For those whose faith is true, Jesus promises to use his key authority to their benefit. He gives a two-fold metric to understand his judgment in the matter: 1) the faithful guard (in the sense that they observe or live by) his word, and 2) the faithful do not deny (disavow or repudiate) his name. In the case of the Philadelphians, both are done in spite of the lack of great ability (dunamis). For the non-charismatic that would probably be taken another way, but for those of us who are charismatic, we could see this as referring to a relative lack of miraculous, spiritual power. Perhaps that is encouraging news to those living in an age where our affirmation for fabulous signs and wonders far outstrips their actual occurrence.
The open door cannot refer to opportunities for gospel work (as so many commentators aver), for that would be a far too pedestrian use of Jesus' keys--particularly since the benefactors experience a lack of power and opposition in this world. The open door, therefore, must refer to something in regard to which Christ has unique authority (since none can close what he opens by it). Since these letters have been filled with so many warnings about the things of Christ being closed off to some, context would demand (it seems to me), to see this in regard to all that Christ has been promising by his authority in the midst of these letters. What others written to are shut out from, the Philadelphians are allowed in to.
It is implied in Christ's message to their church, that the faithful Philadelphians were taking some kind of flak from the so-called Synogogue of Satan. That, along with the reference to the Key of David, puts a markedly Jewish spin on this message. That does not make much sense to me historically or in terms of historic epochs, but it must be significant nonetheless.
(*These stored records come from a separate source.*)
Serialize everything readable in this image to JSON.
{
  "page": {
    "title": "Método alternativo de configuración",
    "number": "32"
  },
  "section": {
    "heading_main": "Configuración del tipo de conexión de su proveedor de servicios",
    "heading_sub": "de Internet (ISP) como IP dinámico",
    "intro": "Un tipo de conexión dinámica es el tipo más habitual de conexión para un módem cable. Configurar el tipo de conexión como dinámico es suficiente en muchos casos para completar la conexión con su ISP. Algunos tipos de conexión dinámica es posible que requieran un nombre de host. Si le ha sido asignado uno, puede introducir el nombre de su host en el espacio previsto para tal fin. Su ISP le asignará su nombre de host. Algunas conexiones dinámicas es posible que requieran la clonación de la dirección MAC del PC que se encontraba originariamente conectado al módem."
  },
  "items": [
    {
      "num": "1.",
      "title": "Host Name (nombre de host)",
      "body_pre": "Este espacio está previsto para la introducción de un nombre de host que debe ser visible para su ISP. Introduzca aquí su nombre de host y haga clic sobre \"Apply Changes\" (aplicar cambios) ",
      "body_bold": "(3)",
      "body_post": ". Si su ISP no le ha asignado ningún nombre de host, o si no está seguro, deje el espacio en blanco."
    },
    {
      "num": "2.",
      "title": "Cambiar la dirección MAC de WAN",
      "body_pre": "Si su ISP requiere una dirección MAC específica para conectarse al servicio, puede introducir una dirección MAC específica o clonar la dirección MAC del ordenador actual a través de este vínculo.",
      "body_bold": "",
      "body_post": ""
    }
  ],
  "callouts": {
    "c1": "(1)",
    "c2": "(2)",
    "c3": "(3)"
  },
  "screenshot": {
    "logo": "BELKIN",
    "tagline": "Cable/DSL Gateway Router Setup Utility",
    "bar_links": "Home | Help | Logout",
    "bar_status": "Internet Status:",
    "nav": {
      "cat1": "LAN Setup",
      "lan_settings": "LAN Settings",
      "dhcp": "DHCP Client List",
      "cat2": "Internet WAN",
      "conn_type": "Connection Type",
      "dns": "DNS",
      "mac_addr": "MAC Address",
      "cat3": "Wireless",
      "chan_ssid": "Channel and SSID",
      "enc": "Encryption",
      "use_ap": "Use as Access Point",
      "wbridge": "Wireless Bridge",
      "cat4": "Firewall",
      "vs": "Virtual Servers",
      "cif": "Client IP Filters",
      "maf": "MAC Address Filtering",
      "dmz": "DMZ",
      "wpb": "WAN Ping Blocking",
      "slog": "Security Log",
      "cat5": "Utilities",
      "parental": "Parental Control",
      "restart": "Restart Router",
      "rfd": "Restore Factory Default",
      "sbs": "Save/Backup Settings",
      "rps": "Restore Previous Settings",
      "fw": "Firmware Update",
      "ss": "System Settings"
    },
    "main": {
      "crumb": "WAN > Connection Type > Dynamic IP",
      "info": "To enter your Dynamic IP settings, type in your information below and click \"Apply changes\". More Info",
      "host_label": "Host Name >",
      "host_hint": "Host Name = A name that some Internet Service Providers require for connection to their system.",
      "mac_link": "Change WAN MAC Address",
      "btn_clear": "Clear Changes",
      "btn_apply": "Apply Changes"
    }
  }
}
It is ironic that those of that persuasion (call them Judaizers, if you wish) were the ones in fact, who will find themselves ostracized by the one who has the Davidic key.